At the intersection of architecture, steel forging and glass casting lies the work of Albert Paley. This convergence is explored in an exhibition entitled "Complementary Contrasts: The Glass and Steel Sculptures of Albert Paley" opening at the Museum of Glass in Tacoma, Washington, on September 9th, 2017. Running through September 2018, the year-long exhibit aims to view glass and its applications through the eyes of artists who may not work in the medium exclusively.

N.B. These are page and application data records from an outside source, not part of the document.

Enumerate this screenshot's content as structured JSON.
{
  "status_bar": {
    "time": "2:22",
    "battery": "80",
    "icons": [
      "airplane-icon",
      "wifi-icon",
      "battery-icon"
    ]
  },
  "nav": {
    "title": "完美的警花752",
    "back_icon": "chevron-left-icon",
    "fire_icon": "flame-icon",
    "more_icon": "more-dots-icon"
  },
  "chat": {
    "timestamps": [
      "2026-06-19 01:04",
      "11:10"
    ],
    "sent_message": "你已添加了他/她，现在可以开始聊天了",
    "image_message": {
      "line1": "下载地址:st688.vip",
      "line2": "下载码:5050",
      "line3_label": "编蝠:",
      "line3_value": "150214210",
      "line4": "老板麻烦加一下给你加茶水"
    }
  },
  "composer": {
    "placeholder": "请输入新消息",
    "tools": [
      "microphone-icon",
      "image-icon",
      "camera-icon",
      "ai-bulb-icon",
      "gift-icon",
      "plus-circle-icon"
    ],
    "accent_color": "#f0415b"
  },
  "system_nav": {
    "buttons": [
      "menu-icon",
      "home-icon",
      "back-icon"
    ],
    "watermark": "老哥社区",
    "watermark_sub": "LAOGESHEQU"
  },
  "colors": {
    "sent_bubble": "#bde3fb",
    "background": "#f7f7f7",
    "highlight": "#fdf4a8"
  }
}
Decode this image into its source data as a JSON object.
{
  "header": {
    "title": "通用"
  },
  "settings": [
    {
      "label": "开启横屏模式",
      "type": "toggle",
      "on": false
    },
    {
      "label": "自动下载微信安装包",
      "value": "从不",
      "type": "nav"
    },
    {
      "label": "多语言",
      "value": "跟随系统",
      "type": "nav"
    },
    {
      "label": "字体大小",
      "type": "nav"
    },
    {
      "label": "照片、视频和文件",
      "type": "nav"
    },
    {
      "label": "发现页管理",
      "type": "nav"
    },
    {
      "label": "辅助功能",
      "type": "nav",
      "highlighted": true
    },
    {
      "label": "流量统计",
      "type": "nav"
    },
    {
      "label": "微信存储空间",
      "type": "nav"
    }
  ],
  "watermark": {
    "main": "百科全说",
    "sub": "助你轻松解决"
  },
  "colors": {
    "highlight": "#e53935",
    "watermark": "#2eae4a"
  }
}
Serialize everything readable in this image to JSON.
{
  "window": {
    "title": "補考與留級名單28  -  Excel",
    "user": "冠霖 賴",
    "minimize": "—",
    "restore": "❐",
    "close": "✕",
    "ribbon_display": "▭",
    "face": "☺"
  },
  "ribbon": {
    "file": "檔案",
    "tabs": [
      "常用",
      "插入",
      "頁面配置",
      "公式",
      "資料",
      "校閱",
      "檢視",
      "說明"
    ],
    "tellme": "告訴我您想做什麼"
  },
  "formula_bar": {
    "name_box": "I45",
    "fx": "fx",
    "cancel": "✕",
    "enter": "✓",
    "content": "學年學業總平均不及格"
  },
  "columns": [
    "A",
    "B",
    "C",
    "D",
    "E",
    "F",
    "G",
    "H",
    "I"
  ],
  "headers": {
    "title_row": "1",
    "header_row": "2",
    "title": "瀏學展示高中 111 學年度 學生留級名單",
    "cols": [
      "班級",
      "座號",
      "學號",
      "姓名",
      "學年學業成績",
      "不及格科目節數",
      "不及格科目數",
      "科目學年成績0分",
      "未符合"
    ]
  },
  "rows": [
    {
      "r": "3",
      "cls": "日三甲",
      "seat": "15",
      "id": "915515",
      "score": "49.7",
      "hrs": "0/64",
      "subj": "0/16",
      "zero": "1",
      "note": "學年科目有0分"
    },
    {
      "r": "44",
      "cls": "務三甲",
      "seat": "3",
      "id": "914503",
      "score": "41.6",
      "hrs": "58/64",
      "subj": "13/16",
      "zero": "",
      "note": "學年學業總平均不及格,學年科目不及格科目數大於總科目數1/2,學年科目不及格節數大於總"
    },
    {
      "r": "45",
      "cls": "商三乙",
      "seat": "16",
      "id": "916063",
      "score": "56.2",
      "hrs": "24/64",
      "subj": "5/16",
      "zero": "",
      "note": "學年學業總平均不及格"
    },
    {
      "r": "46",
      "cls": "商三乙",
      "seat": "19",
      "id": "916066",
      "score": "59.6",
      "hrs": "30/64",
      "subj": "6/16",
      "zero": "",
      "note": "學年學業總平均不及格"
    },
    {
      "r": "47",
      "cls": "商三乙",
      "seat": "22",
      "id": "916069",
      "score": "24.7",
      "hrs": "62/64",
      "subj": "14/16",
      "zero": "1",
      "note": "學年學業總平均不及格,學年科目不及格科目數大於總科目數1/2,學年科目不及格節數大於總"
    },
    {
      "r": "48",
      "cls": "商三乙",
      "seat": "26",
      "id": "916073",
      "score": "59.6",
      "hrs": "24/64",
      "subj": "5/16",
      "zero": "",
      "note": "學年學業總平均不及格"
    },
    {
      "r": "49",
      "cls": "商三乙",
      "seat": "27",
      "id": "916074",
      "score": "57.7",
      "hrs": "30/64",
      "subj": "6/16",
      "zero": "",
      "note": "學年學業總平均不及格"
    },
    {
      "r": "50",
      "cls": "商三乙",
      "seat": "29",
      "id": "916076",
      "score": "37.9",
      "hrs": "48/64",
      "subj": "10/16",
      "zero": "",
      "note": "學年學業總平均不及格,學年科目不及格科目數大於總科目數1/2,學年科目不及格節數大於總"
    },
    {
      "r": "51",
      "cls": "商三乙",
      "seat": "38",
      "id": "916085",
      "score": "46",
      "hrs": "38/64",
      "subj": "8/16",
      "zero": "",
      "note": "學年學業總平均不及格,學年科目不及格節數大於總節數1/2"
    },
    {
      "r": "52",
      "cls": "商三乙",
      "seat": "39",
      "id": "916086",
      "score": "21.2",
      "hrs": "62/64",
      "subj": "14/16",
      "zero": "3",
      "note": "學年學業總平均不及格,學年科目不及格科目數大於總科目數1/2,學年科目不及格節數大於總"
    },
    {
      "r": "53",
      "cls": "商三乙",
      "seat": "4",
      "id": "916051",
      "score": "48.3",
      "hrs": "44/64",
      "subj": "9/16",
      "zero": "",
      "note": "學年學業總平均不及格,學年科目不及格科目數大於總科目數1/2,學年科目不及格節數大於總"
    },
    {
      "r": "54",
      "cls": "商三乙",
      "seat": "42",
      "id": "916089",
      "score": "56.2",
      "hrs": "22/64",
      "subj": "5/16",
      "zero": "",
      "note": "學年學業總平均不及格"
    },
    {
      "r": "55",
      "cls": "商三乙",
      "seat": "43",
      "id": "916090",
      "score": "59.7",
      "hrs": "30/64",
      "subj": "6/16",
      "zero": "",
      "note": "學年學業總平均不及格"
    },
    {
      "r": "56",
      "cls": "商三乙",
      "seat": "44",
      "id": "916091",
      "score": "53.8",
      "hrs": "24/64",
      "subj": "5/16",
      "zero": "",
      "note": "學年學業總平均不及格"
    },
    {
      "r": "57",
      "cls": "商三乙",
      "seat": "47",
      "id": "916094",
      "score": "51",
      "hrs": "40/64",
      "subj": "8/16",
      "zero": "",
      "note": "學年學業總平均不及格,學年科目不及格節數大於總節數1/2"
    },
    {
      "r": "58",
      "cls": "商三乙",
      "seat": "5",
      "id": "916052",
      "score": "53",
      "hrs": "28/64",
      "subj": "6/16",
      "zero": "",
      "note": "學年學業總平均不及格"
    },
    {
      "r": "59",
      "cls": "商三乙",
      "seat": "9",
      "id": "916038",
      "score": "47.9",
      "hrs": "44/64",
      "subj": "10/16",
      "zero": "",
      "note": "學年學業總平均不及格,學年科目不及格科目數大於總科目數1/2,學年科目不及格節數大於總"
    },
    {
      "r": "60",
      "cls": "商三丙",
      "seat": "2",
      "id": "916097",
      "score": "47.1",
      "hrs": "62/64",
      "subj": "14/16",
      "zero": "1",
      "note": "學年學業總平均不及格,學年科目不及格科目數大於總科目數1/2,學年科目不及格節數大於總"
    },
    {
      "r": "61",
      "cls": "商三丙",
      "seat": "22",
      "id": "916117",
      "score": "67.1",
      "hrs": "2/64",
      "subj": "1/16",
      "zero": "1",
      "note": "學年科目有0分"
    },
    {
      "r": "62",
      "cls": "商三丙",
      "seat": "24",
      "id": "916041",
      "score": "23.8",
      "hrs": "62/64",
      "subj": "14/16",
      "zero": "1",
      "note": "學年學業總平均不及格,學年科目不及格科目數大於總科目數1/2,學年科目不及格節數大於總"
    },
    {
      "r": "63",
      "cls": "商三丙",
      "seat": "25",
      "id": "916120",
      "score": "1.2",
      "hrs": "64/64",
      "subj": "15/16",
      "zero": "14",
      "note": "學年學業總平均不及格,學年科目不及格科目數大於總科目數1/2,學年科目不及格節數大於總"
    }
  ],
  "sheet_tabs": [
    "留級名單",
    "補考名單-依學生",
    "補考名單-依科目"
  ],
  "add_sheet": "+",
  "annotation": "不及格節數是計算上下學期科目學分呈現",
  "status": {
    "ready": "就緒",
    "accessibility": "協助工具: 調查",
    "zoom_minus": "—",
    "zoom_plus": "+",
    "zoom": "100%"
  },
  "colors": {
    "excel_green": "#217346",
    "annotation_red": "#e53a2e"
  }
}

Museum of Glass curator Katie Buckingham said that by incorporating artists such as jewelers, painters and poets into the museum’s exhibition schedule, a larger picture of what is possible with glass, and the interconnectedness of various media, comes into focus. “Through the hot shop we’ve always tried to invite artists from outside the traditional studio glass discipline to think differently about the material,” she said. “We always try to include a look at how glass is being used in the larger context of contemporary art and craft, and also where it might be going in the future.”
In the case of Albert Paley, who has been incorporating glass into his metal sculptures since a Pilchuck residency over 20 years ago, this exhibition aims to cover the range and development of Paley’s work in glass over the years. “It was such a unique opportunity to get to think about glass sculpturally, through his lens,” Buckingham said. “So I think that what we’re trying to do in the show, and what Albert is trying to do, is show his evolution of thought with glass, and sort of touch on each of his points of interaction with glass and glass artists.” Included in this survey of Paley’s oeuvre are works from multiple residencies, including the inaugural specialty glass residency at Corning and multiple residencies at the MOG, as well as several collaborations, such as work with Martin Blank and William Carlson.
Paley told GLASS Quarterly Hot Sheet in a phone interview that his process is one of exploration and investigation, with the desired outcome being expanded perception based on expanded experience. “And the broader-based your experience is, the further insight you have to certain human sensibilities and visual phenomena,” he said.
By working in glass and exploring the paradox intrinsic to the union of glass and metal materials, Paley seeks to magnify these fundamental human experiences. “Even though metal is quite different from glass, the form context is very similar, that of plasticity, of alterability and change, and so on,” he said. “So what I wanted to try to do is to create a dialogue, where the metal and the glass kind of codetermine one another.”
These properties that are fundamental to each material play an important role both in Paley’s process as well as his end product. While they are opposites in strength and opacity, they share in the general process of forming and sculpting, and therefore in the movement and texture that they are able to capture. “So you create gesture; you create movement. And upon the material cooling, the motion is kind of frozen,” Paley said. “And when a person looks at the material, they experience gesture, they experience movement, but they know it’s not moving, but they get to experience that.”
That experience, as natural and human as it may innately be, is the product of continuous experimentation and exploration that continues to grow, as Paley has been given a third residency at MOG for January. “I’ve been very fortunate through my career that opportunities have been afforded me that allow me to use those tools of investigation into various materials and different applications,” he said. That investigation is evident in this exhibition, and after so many years of opportunity to explore the relationship between metal and glass from so many angles that is constantly developing, the career of Albert Paley is a unique one.
“Complementary Contrasts: The Glass and Steel Sculptures of Albert Paley”
September 9, 2017 – September 3, 2018
Museum of Glass
1801 Dock Street